The Oregon Coast Council for the Arts is pleased to present the work of Eugenia Pardue and her exhibit “La Petite Quaintrelle” from August 7 to September 25 in the Runyan Gallery at the Newport Visual Arts Center. Pardue will present a series of large- and small-scale works of hand-sculpted acrylic paint on birch panel. An informal gallery opening for “La Petite Quaintrelle” will be held at the VAC (777 NW Beach Dr.) on Saturday, August 7, noon-4pm, with the new exhibiting artists speaking at 2pm.
Eugenia Pardue’s current work developed following her participation in 2006 in her “Milkwood Artist Residency” in Cesky Krumlov, Czech Republic. She has left color behind and now focuses solely on the surface of the work. She paints in tonal varieties of white applying decorative motives and architectural elements. Her works present a luscious tension of forms that allow the viewer to move inside and outside the composition. They take on a feminine quality of organic shapes while using a medium that is completely fluid. Shadow and shape are her subjects.
“My moment of deepest inspiration came to me while lying on my back in the atelier in the Cesky Krumlov Castle in the Czech Republic,” Pardue writes. “For weeks I had roamed the castle and been dazzled by the colorful frescos, carved relief facades, gilded carriages and other Rococo and Baroque ornaments that infused almost every square foot of the castle’s walls and ceilings. One afternoon, after hours of absorbing this nonstop cascade of visual delight, I lay down on my back on the tarps on my studio floor and closed my eyes to let their multitudinous reports from my days’ wanderings seep in more deeply.”
“Opening my eyes. I looked up and saw that the ancient, dark, wooden cross beams that passed over the very space where I had been painting during my artists residency were adorned with fading, barely visible images of sinuously intertwining vines, variegated leaves, and drooping flower blossoms whose swollen heads verged on eruption. I suddenly became alarmed that such beauty teetered towards oblivion. I, and I suppose any artist, mourns when their marks fade into the forgotten past.”
Each of Eugenia Pardue’s works reflects upon the past of Baroque elegance, where design evoked the majesty of nature and these elements were metaphors for the human condition. She speaks to it as a combination of symbolism and innovation of the medium of paint to speak to a new dialog in painting. Her works embark on a path of transcendence where the viewers are asked to partake in a higher consciousness and aesthetic embodiment of beauty.
Having grown up in Los Angeles and Minnesota, Eugenia Pardue moved to New Orleans after high school and then to Miami with the intent to study nutrition. A class in ceramics at Florida International University, however, changed all that and her artist artistic career took focus.
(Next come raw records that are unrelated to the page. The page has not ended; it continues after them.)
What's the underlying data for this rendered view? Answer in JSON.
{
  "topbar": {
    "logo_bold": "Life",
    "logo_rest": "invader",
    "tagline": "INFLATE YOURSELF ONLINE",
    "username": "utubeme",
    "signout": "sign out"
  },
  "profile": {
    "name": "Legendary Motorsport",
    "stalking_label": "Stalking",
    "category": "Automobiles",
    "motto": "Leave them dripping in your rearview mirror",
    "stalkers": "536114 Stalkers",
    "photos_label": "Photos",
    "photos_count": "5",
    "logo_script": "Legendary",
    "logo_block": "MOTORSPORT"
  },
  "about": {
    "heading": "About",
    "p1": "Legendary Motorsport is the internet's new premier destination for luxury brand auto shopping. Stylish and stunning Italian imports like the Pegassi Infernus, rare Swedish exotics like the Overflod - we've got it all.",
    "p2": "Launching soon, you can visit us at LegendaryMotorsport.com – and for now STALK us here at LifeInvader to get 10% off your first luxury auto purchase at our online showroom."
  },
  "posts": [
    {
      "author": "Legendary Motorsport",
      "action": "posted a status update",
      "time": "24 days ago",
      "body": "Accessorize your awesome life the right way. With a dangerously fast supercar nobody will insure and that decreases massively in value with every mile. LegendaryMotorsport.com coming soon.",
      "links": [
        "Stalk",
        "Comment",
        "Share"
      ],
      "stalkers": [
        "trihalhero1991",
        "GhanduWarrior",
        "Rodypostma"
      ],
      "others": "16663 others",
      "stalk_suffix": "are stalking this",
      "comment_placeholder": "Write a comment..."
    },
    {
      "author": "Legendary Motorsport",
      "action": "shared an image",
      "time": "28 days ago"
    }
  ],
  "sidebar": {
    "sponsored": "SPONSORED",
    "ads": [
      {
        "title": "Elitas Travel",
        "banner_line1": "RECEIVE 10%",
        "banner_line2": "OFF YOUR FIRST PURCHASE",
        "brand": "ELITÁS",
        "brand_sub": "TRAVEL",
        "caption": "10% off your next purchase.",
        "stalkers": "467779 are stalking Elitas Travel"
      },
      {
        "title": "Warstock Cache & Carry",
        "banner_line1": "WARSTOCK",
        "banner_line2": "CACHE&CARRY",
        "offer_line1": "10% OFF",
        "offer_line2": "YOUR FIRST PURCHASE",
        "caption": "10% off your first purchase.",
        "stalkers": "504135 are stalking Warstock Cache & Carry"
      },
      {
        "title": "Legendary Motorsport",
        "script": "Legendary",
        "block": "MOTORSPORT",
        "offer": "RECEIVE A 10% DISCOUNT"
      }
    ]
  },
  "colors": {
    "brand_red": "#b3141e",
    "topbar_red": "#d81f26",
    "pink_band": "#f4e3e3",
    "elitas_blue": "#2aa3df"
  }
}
In 1990, she earned her BFA in painting from Florida International University and then in 1998 she received her MFA from Clemson University in South Carolina, intent on teaching and contributing to academia. Following her MFA, she moved to Portland, where she taught at Portland Community College and Portland State University through 2009.
Eugenia Pardue has consistently held sole exhibitions from 1999 through 2021, both regionally and nationally. The “Le Petite Quaintrelle” exhibit at the Newport Visual Arts Center will serve as preview for her larger exhibit, “Quaintrelle,” at the Arllington Museum of Art in Texas this fall.
Purdue’s resume of solo and group exhibitions, and artist awards is both impressive and extensive. She has been recognized by The Ford Family Foundation, the Oregon Arts Commission, the Center on Contemporary Art (Seattle), the Sam and Adele Golden Foundation and the Hungarian Multicultural Center, among other institutions. Her work is in the permanent collections of the Hallie Ford Museum of Art, Raffles Hotel (Presidential Suite, Singapore), the Ritz Carleton Hotels in Portland, San Francisco and Washington DC, and Tiffany’s and Co. in Portland, among other locations.
“We are honored to have Eugenia Pardue’s work and someone of her artistic merit at the Newport Visual Arts Center,” says OCCA VAC director Tom Webb. “This show has been over three years in the making.”
The Runyan Gallery is open Wednesday-Saturday, noon to 4pm.
The Newport Visual Arts Center adheres to all health and safety protocol provided by the Governor’s Office as well as the City of Newport. OCCA currently recommends that all visitors to the VAC wear masks while in the building.
The Oregon Coast Council for the Arts manages the Newport Visual Arts Center and the Newport Performing Arts Center, and serves as the regional arts council for Oregon’s seven coastal counties.